● **WHAT YOU ARE ASKED TO DO**:
Going through the lines below, tally those that include "JSON", and give only the number.

● **Data items**:
___

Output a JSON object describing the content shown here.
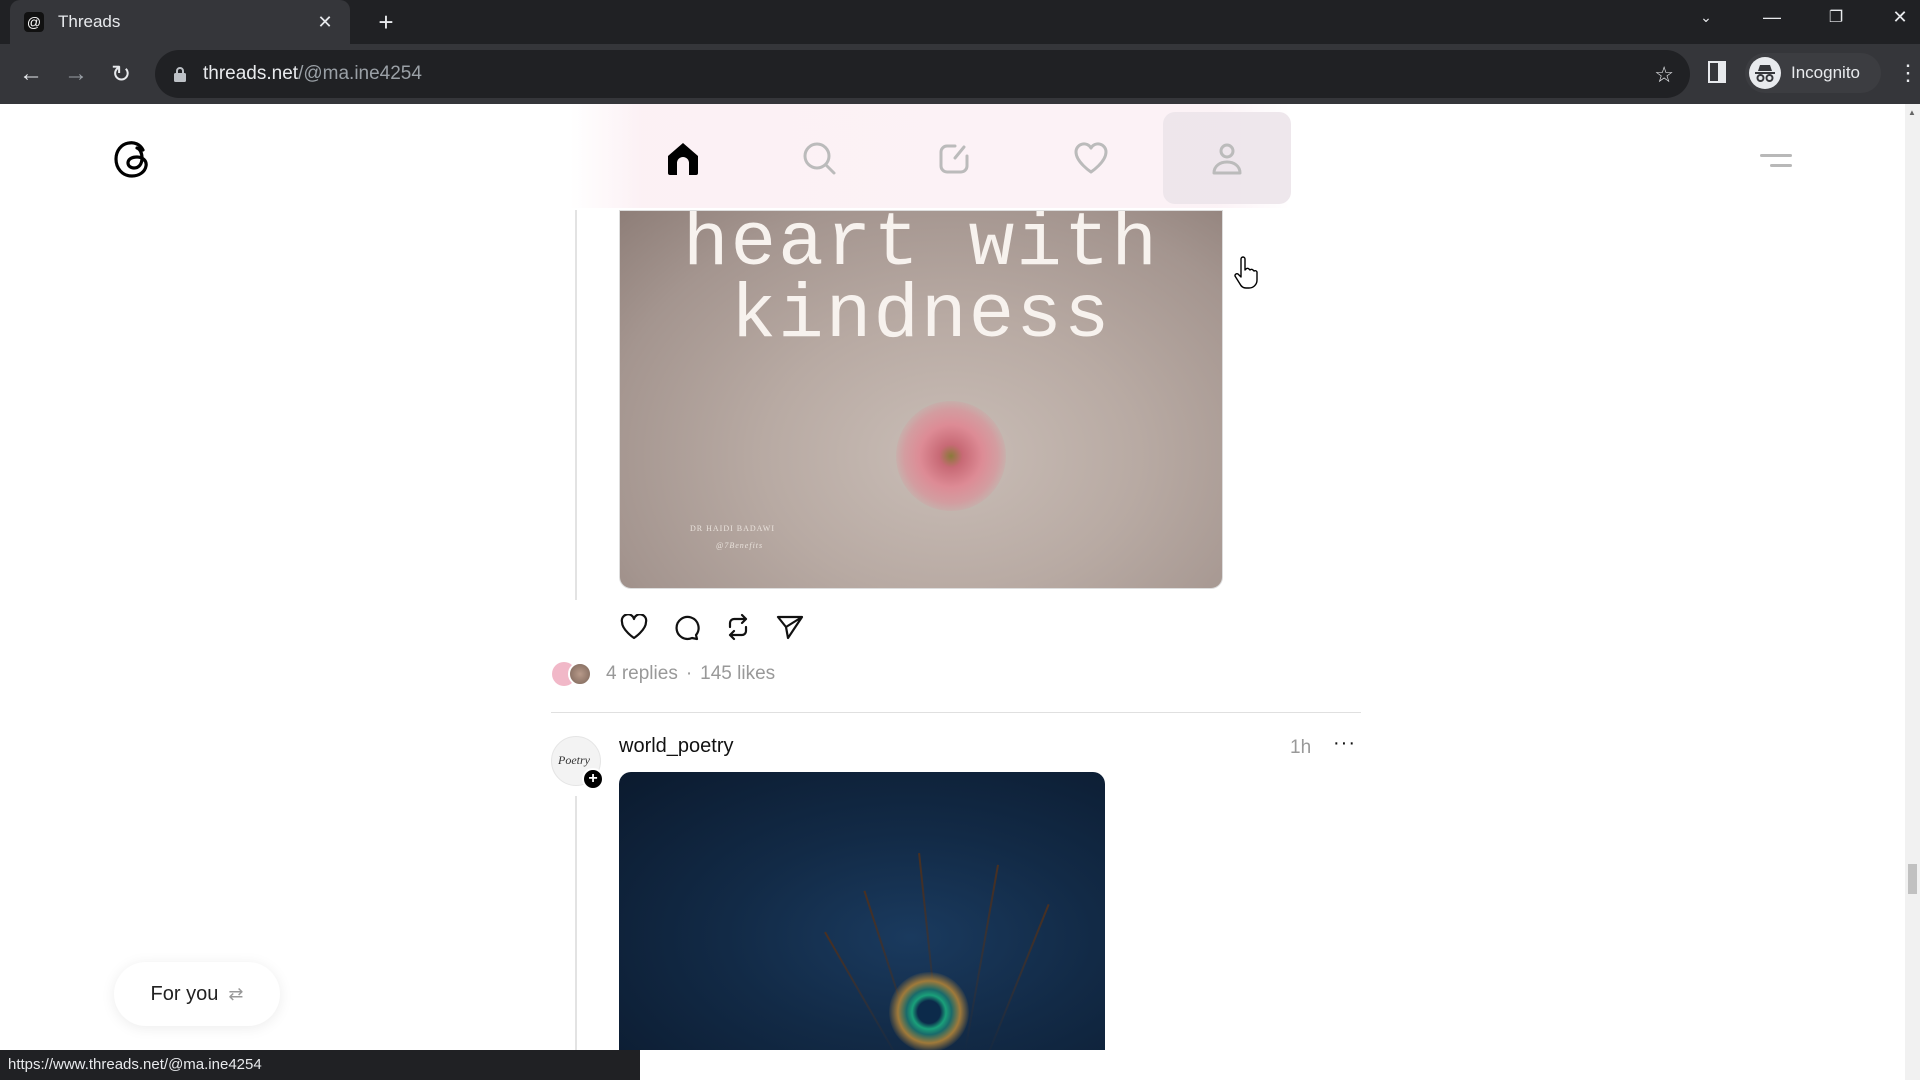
{
  "browser": {
    "tab_title": "Threads",
    "url_host": "threads.net",
    "url_path": "/@ma.ine4254",
    "profile_label": "Incognito",
    "status_url": "https://www.threads.net/@ma.ine4254"
  },
  "nav": {
    "items": [
      {
        "name": "home",
        "active": true
      },
      {
        "name": "search",
        "active": false
      },
      {
        "name": "compose",
        "active": false
      },
      {
        "name": "activity",
        "active": false
      },
      {
        "name": "profile",
        "active": false,
        "hovered": true
      }
    ]
  },
  "posts": [
    {
      "image_text_line1": "heart with",
      "image_text_line2": "kindness",
      "image_credit_name": "DR HAIDI BADAWI",
      "image_credit_handle": "@7Benefits",
      "replies": "4 replies",
      "separator": "·",
      "likes": "145 likes"
    },
    {
      "username": "world_poetry",
      "avatar_text": "Poetry",
      "time": "1h",
      "more_label": "···"
    }
  ],
  "feed_switch": {
    "label": "For you",
    "icon": "⇄"
  }
}
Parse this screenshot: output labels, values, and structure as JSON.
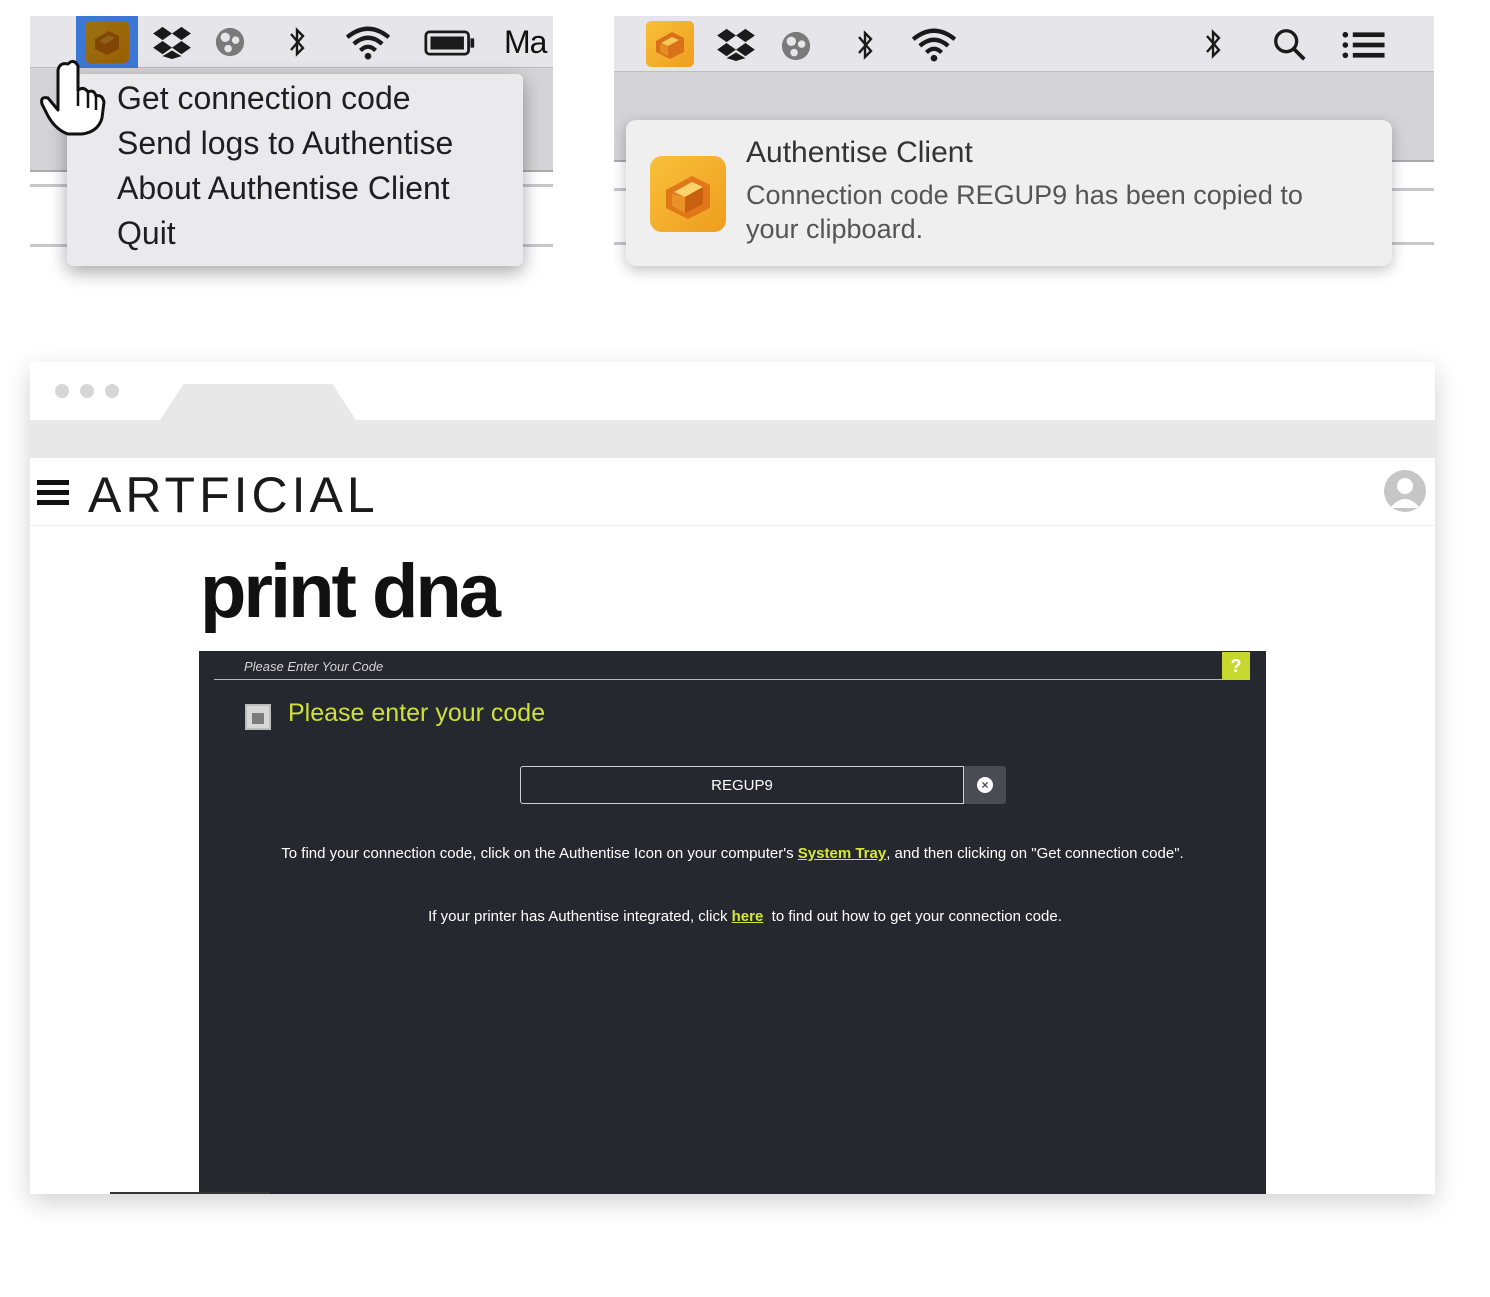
{
  "menubar_left": {
    "edge_text": "Ma",
    "dropdown_items": [
      "Get connection code",
      "Send logs to Authentise",
      "About Authentise Client",
      "Quit"
    ],
    "icons": [
      "authentise-icon",
      "dropbox-icon",
      "globe-icon",
      "bluetooth-icon",
      "wifi-icon",
      "battery-icon"
    ]
  },
  "menubar_right": {
    "icons": [
      "authentise-icon",
      "dropbox-icon",
      "globe-icon",
      "bluetooth-icon",
      "wifi-icon",
      "bluetooth-icon",
      "search-icon",
      "list-icon"
    ]
  },
  "notification": {
    "title": "Authentise Client",
    "body": "Connection code REGUP9 has been copied to your clipboard."
  },
  "site": {
    "brand": "ARTFICIAL",
    "page_title": "print dna"
  },
  "code_panel": {
    "header": "Please Enter Your Code",
    "help_label": "?",
    "title": "Please enter your code",
    "code_value": "REGUP9",
    "instruction_prefix": "To find your connection code, click on the Authentise Icon on your computer's ",
    "instruction_link": "System Tray",
    "instruction_suffix": ", and then clicking on \"Get connection code\".",
    "printer_prefix": "If your printer has Authentise integrated, click ",
    "printer_link": "here",
    "printer_suffix": "  to find out how to get your connection code."
  },
  "colors": {
    "accent": "#cfe03a",
    "panel_bg": "#262830",
    "menu_selection": "#3d77d6",
    "authentise_orange": "#f4b02d"
  }
}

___

● **PROBLEM SOLUTION**:
2